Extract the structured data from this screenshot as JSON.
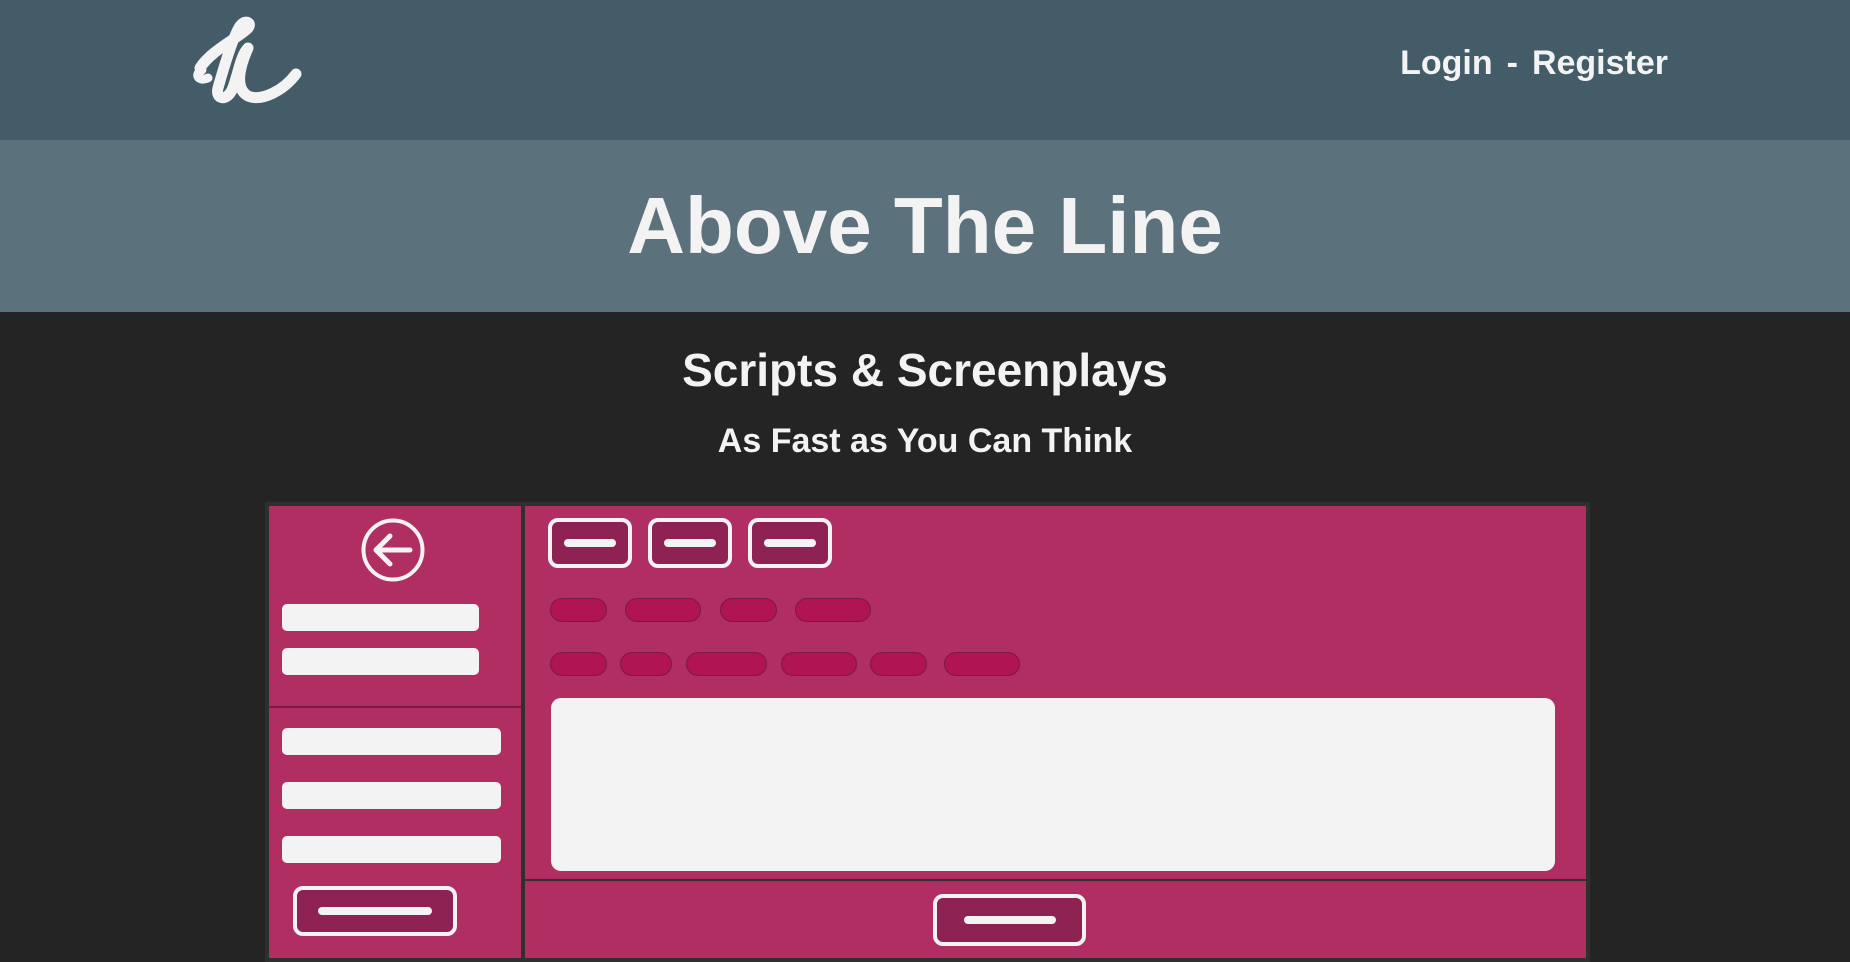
{
  "navbar": {
    "logo_icon": "signature-logo-icon",
    "login_label": "Login",
    "separator": "-",
    "register_label": "Register"
  },
  "hero": {
    "title": "Above The Line"
  },
  "intro": {
    "subtitle": "Scripts & Screenplays",
    "tagline": "As Fast as You Can Think"
  },
  "colors": {
    "navbar_bg": "#435c67",
    "hero_bg": "#5b717b",
    "page_bg": "#242424",
    "mockup_accent": "#b02e62",
    "text": "#f3f3f3"
  }
}
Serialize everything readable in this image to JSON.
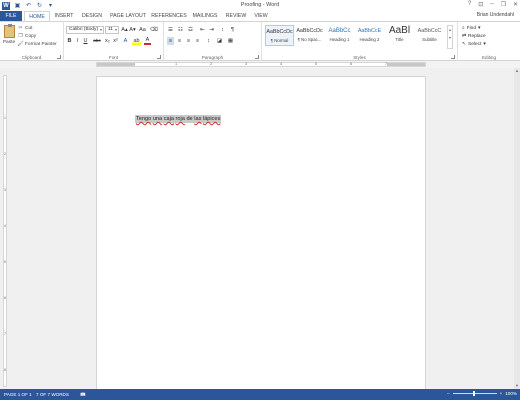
{
  "window": {
    "title": "Proofing - Word",
    "minimize": "–",
    "restore": "❐",
    "close": "✕",
    "help": "?",
    "ribbon_opts": "⊡"
  },
  "qat": {
    "word": "W",
    "save": "▣",
    "undo": "↶",
    "redo": "↻",
    "more": "▾"
  },
  "tabs": [
    {
      "label": "FILE"
    },
    {
      "label": "HOME"
    },
    {
      "label": "INSERT"
    },
    {
      "label": "DESIGN"
    },
    {
      "label": "PAGE LAYOUT"
    },
    {
      "label": "REFERENCES"
    },
    {
      "label": "MAILINGS"
    },
    {
      "label": "REVIEW"
    },
    {
      "label": "VIEW"
    }
  ],
  "user": {
    "name": "Brian Undendahl"
  },
  "clipboard": {
    "paste": "Paste",
    "cut": "Cut",
    "copy": "Copy",
    "format_painter": "Format Painter",
    "label": "Clipboard"
  },
  "font": {
    "name": "Calibri (Body)",
    "size": "11",
    "label": "Font",
    "grow": "A▴",
    "shrink": "A▾",
    "case": "Aa",
    "clear": "⌫",
    "bold": "B",
    "italic": "I",
    "underline": "U",
    "strike": "abc",
    "subscript": "x₂",
    "superscript": "x²",
    "effects": "A",
    "highlight": "ab",
    "color": "A"
  },
  "paragraph": {
    "label": "Paragraph",
    "bullets": "☰",
    "numbering": "☷",
    "multilevel": "☲",
    "decrease": "⇤",
    "increase": "⇥",
    "sort": "↕",
    "show": "¶",
    "align_left": "≡",
    "center": "≡",
    "align_right": "≡",
    "justify": "≡",
    "spacing": "↕",
    "shading": "◪",
    "borders": "▦"
  },
  "styles": {
    "label": "Styles",
    "items": [
      {
        "preview": "AaBbCcDc",
        "name": "¶ Normal"
      },
      {
        "preview": "AaBbCcDc",
        "name": "¶ No Spac..."
      },
      {
        "preview": "AaBbCc",
        "name": "Heading 1"
      },
      {
        "preview": "AaBbCcE",
        "name": "Heading 2"
      },
      {
        "preview": "AaBl",
        "name": "Title"
      },
      {
        "preview": "AaBbCcC",
        "name": "Subtitle"
      }
    ]
  },
  "editing": {
    "label": "Editing",
    "find": "Find",
    "replace": "Replace",
    "select": "Select"
  },
  "ruler": {
    "h": [
      "1",
      "2",
      "3",
      "4",
      "5",
      "6",
      "7"
    ],
    "v": [
      "1",
      "2",
      "3",
      "4",
      "5",
      "6",
      "7",
      "8"
    ]
  },
  "document": {
    "words": [
      {
        "text": "Tengo",
        "squiggle": true
      },
      {
        "text": "una",
        "squiggle": true
      },
      {
        "text": "caja",
        "squiggle": true
      },
      {
        "text": "roja",
        "squiggle": true
      },
      {
        "text": "de",
        "squiggle": false
      },
      {
        "text": "las",
        "squiggle": true
      },
      {
        "text": "lápices",
        "squiggle": true
      }
    ]
  },
  "status": {
    "page": "PAGE 1 OF 1",
    "words": "7 OF 7 WORDS",
    "zoom_minus": "–",
    "zoom_plus": "+",
    "zoom": "100%"
  },
  "colors": {
    "accent": "#2b579a",
    "highlight": "#c9c9c9",
    "squiggle": "#d12a2a"
  }
}
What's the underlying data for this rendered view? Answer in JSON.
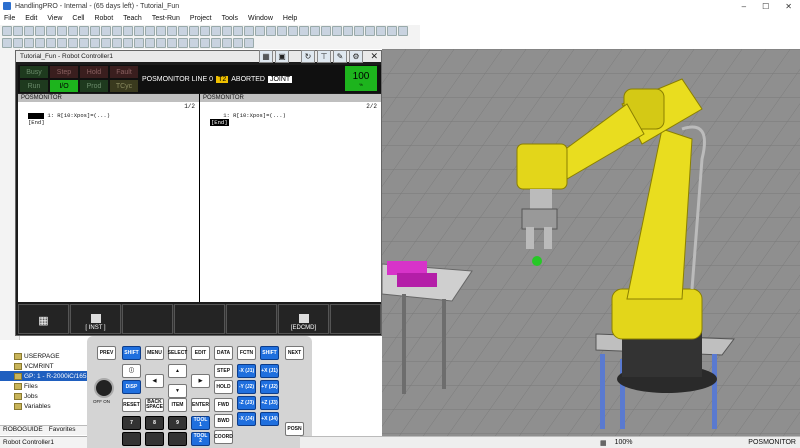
{
  "window": {
    "title": "HandlingPRO - Internal - (65 days left) - Tutorial_Fun"
  },
  "menu": [
    "File",
    "Edit",
    "View",
    "Cell",
    "Robot",
    "Teach",
    "Test-Run",
    "Project",
    "Tools",
    "Window",
    "Help"
  ],
  "pendant": {
    "title": "Tutorial_Fun - Robot Controller1",
    "leds": [
      {
        "label": "Busy",
        "state": "off"
      },
      {
        "label": "Step",
        "state": "off2"
      },
      {
        "label": "Hold",
        "state": "off2"
      },
      {
        "label": "Fault",
        "state": "off2"
      },
      {
        "label": "Run",
        "state": "off"
      },
      {
        "label": "I/O",
        "state": "on"
      },
      {
        "label": "Prod",
        "state": "off"
      },
      {
        "label": "TCyc",
        "state": "off3"
      }
    ],
    "program": "POSMONITOR LINE 0",
    "mode": "T2",
    "status": "ABORTED",
    "coord": "JOINT",
    "override": "100",
    "override_unit": "%",
    "screens": [
      {
        "header": "POSMONITOR",
        "page": "1/2",
        "line1": "1:  R[10:Xpos]=(...)",
        "end": "[End]"
      },
      {
        "header": "POSMONITOR",
        "page": "2/2",
        "line1": "1:  R[10:Xpos]=(...)",
        "end": "[End]"
      }
    ],
    "fkeys": [
      "",
      "[ INST ]",
      "",
      "",
      "",
      "[EDCMD]",
      ""
    ]
  },
  "teach_pendant": {
    "keys": {
      "prev": "PREV",
      "shift_l": "SHIFT",
      "menu": "MENU",
      "select": "SELECT",
      "edit": "EDIT",
      "data": "DATA",
      "fctn": "FCTN",
      "shift_r": "SHIFT",
      "next": "NEXT",
      "disp": "DISP",
      "step": "STEP",
      "hold": "HOLD",
      "reset": "RESET",
      "backspace": "BACK SPACE",
      "item": "ITEM",
      "enter": "ENTER",
      "fwd": "FWD",
      "bwd": "BWD",
      "coord": "COORD",
      "tool1": "TOOL 1",
      "tool2": "TOOL 2",
      "posn": "POSN",
      "jx_minus": "-X (J1)",
      "jx_plus": "+X (J1)",
      "jy_minus": "-Y (J2)",
      "jy_plus": "+Y (J2)",
      "jz_minus": "-Z (J3)",
      "jz_plus": "+Z (J3)",
      "jx2_minus": "-X (J4)",
      "jx2_plus": "+X (J4)",
      "n7": "7",
      "n8": "8",
      "n9": "9"
    },
    "estop_label": "OFF ON"
  },
  "tree": {
    "items": [
      {
        "label": "USERPAGE"
      },
      {
        "label": "VCMRINT"
      },
      {
        "label": "GP: 1 - R-2000iC/165F",
        "selected": true
      },
      {
        "label": "Files"
      },
      {
        "label": "Jobs"
      },
      {
        "label": "Variables"
      }
    ],
    "tabs": [
      "ROBOGUIDE",
      "Favorites"
    ],
    "footer": "Robot Controller1"
  },
  "status": {
    "zoom": "100%",
    "mode": "POSMONITOR"
  }
}
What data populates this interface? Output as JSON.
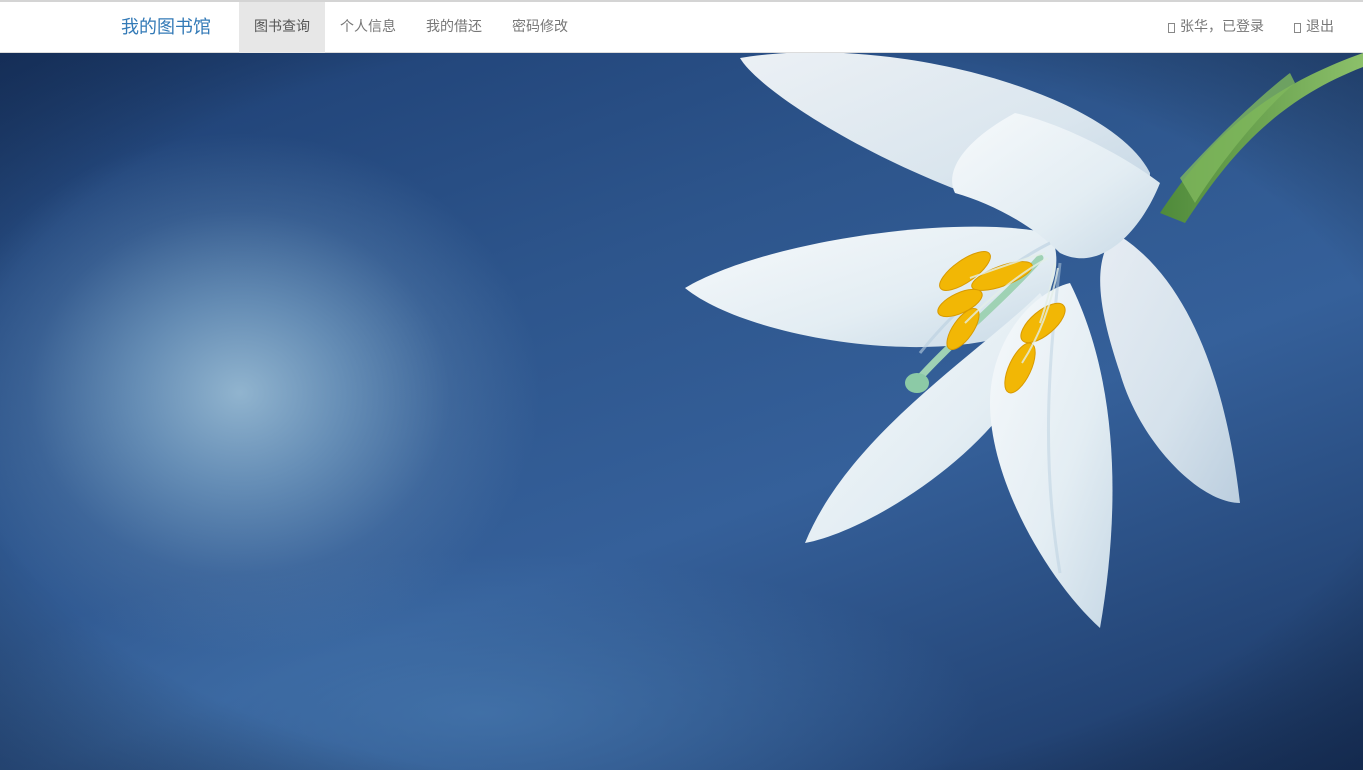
{
  "navbar": {
    "brand": "我的图书馆",
    "items": [
      {
        "label": "图书查询",
        "active": true
      },
      {
        "label": "个人信息",
        "active": false
      },
      {
        "label": "我的借还",
        "active": false
      },
      {
        "label": "密码修改",
        "active": false
      }
    ],
    "user_status": "张华，已登录",
    "logout": "退出",
    "user_icon": "user-icon",
    "logout_icon": "logout-icon"
  },
  "hero": {
    "image_subject": "white-lily-flower",
    "colors": {
      "brand": "#337ab7",
      "background_dark": "#1d3e72",
      "background_light": "#96b9d2",
      "petal": "#eef3f6",
      "stamen": "#f2b705",
      "stem": "#6aa84f"
    }
  }
}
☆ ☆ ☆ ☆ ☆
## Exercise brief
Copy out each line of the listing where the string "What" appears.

## Written response
What's the underlying data for this rendered view? Answer in JSON.
What data populates this interface? Output as JSON.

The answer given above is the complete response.